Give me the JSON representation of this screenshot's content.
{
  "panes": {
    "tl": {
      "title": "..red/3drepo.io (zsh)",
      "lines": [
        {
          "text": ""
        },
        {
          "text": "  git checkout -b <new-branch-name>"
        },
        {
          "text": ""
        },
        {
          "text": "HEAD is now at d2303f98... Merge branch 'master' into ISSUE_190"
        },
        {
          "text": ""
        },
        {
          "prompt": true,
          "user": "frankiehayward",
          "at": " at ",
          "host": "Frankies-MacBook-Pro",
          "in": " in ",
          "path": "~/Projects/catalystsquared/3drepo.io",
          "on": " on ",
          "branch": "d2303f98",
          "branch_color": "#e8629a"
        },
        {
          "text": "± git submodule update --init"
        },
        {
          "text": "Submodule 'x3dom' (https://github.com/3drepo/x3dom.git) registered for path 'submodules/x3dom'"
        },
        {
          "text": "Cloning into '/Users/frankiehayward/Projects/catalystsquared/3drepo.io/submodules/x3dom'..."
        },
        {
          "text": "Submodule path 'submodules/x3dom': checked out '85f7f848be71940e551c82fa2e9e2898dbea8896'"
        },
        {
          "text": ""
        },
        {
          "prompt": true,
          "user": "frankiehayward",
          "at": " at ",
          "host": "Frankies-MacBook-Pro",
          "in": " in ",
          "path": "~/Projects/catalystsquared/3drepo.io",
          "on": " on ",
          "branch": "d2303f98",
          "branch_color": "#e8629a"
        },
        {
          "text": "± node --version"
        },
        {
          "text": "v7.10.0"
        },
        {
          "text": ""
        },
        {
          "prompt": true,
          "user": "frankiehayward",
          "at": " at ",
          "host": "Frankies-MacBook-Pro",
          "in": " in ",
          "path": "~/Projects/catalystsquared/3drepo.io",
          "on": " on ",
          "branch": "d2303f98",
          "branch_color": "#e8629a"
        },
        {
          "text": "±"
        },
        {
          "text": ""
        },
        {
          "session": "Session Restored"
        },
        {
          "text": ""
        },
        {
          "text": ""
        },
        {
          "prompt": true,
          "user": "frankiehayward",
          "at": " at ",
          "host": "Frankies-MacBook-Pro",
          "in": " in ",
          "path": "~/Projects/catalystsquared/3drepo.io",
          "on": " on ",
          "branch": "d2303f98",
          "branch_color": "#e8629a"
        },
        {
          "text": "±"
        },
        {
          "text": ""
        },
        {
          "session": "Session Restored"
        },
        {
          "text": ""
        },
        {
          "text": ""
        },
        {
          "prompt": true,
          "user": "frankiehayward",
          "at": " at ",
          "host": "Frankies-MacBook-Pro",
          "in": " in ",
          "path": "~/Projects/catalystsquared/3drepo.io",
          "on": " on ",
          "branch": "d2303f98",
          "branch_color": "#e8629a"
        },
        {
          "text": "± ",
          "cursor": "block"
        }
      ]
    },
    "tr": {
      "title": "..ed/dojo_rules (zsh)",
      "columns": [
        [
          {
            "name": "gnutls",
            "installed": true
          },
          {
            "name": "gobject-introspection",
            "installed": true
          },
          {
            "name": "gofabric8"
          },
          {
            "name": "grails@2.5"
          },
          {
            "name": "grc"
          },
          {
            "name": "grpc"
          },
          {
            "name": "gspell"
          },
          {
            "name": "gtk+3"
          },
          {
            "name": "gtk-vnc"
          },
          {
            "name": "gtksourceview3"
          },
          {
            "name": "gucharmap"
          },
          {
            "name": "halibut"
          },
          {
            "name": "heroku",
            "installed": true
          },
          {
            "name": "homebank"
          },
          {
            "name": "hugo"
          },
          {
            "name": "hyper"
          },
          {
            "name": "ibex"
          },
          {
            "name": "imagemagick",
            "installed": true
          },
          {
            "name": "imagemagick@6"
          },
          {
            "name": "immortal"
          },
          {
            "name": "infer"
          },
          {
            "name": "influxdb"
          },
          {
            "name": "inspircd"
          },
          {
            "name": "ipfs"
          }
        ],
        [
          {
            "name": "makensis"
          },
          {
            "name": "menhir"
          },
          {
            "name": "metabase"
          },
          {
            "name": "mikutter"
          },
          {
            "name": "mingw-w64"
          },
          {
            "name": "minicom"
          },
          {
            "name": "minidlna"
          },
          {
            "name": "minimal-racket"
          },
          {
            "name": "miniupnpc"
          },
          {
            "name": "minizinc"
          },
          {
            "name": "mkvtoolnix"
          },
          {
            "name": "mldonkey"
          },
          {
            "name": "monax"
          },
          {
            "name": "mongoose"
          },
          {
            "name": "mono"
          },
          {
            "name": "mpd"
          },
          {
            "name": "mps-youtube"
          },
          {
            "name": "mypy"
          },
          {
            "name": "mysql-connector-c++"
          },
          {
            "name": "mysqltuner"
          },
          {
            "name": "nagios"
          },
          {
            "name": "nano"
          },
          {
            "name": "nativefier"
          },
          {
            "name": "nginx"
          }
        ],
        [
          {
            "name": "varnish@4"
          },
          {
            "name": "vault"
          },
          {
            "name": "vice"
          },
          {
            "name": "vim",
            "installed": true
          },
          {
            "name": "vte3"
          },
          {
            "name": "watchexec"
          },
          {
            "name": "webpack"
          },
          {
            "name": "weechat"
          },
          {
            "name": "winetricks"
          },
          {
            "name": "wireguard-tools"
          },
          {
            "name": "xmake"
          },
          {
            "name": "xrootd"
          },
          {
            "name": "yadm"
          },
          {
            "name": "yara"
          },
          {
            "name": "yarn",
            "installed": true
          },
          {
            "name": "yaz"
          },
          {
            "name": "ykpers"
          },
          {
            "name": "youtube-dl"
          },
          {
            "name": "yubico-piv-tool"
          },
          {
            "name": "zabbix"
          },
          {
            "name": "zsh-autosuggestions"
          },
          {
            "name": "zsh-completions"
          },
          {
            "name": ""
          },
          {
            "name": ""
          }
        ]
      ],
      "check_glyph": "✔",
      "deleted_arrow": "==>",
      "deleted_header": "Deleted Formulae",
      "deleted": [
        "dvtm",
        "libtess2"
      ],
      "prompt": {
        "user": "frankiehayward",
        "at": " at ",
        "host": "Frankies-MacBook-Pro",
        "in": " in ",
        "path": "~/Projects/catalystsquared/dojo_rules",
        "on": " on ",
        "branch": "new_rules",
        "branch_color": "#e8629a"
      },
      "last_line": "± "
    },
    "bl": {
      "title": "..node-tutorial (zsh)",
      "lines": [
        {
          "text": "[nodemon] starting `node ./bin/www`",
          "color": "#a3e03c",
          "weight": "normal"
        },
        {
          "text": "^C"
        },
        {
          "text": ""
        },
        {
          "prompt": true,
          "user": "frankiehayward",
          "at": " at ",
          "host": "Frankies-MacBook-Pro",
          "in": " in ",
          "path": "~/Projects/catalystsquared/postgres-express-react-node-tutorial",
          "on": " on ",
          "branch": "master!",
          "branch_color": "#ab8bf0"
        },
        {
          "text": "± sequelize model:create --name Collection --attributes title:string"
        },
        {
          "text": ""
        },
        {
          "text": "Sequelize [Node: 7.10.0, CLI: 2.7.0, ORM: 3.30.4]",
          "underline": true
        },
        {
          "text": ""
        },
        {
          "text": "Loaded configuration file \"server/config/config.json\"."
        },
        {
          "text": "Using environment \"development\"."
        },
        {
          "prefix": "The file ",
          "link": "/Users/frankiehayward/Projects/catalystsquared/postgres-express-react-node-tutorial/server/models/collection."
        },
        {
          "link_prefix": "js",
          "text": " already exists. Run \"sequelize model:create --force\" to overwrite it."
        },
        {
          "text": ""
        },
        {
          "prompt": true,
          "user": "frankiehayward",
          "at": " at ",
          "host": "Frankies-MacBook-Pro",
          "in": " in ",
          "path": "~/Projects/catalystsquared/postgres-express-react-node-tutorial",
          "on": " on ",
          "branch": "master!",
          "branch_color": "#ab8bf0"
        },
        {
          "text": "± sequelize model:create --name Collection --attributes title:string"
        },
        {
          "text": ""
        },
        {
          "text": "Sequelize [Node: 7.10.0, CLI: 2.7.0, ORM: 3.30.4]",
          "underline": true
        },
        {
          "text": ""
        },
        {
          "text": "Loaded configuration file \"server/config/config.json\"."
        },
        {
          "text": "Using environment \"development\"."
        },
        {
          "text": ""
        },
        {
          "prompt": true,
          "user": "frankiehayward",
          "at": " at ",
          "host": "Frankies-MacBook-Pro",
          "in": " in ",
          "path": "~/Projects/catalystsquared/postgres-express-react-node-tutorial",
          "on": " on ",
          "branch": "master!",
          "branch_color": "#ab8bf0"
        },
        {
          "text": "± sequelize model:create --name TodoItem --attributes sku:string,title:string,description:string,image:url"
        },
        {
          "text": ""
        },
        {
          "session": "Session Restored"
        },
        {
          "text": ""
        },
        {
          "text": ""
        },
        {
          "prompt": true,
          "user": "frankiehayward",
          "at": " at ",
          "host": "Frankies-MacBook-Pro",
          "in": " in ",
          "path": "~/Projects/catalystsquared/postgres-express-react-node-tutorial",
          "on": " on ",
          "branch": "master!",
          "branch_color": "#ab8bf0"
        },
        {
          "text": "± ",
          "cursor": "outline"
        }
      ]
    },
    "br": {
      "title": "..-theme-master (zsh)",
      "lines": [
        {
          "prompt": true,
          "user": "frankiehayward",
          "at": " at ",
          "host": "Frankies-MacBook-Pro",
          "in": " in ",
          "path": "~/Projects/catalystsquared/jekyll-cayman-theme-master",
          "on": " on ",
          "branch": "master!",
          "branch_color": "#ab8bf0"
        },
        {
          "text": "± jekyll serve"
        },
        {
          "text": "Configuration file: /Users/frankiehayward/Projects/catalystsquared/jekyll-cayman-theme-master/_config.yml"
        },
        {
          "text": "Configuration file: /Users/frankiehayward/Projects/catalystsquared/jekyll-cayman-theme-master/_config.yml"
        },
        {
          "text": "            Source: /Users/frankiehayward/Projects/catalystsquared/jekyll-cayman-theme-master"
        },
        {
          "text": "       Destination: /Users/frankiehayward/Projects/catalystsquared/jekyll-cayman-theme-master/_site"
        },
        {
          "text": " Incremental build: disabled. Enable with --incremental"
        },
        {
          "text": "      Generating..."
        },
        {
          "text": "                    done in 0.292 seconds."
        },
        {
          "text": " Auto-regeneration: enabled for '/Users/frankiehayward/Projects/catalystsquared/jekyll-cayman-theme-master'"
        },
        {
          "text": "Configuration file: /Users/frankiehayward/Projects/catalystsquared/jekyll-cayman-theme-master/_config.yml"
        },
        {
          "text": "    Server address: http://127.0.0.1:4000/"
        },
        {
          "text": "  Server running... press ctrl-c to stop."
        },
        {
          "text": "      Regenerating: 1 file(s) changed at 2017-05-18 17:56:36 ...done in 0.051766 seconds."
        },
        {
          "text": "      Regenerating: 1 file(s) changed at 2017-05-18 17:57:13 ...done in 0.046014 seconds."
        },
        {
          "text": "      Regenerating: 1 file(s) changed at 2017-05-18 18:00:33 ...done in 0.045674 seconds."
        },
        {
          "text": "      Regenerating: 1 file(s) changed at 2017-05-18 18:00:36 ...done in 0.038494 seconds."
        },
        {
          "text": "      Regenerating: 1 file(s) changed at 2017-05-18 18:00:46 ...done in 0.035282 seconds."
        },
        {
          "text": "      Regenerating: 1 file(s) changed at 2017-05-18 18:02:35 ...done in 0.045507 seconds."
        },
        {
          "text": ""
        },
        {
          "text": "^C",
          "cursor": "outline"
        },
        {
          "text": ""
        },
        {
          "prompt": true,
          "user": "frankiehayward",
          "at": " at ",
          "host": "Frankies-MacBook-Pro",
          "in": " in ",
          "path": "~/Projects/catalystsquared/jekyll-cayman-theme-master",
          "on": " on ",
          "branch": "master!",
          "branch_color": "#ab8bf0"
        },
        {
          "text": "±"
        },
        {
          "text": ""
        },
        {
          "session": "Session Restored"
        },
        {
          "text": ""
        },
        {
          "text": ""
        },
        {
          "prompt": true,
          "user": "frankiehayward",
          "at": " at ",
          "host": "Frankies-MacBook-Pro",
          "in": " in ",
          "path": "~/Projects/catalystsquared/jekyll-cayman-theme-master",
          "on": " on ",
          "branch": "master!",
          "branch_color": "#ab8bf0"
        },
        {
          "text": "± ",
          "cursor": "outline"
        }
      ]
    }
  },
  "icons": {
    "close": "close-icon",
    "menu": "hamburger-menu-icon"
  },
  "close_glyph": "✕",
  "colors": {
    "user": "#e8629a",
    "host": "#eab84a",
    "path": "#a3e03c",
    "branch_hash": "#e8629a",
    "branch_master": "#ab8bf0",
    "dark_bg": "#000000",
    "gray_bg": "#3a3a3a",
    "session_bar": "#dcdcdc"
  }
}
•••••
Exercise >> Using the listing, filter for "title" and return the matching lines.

Problem solution >>
      "title": "..red/3drepo.io (zsh)",
      "title": "..ed/dojo_rules (zsh)",
      "title": "..node-tutorial (zsh)",
          "text": "± sequelize model:create --name Collection --attributes title:string"
          "text": "± sequelize model:create --name Collection --attributes title:string"
          "text": "± sequelize model:create --name TodoItem --attributes sku:string,title:string,description:string,image:url"
      "title": "..-theme-master (zsh)",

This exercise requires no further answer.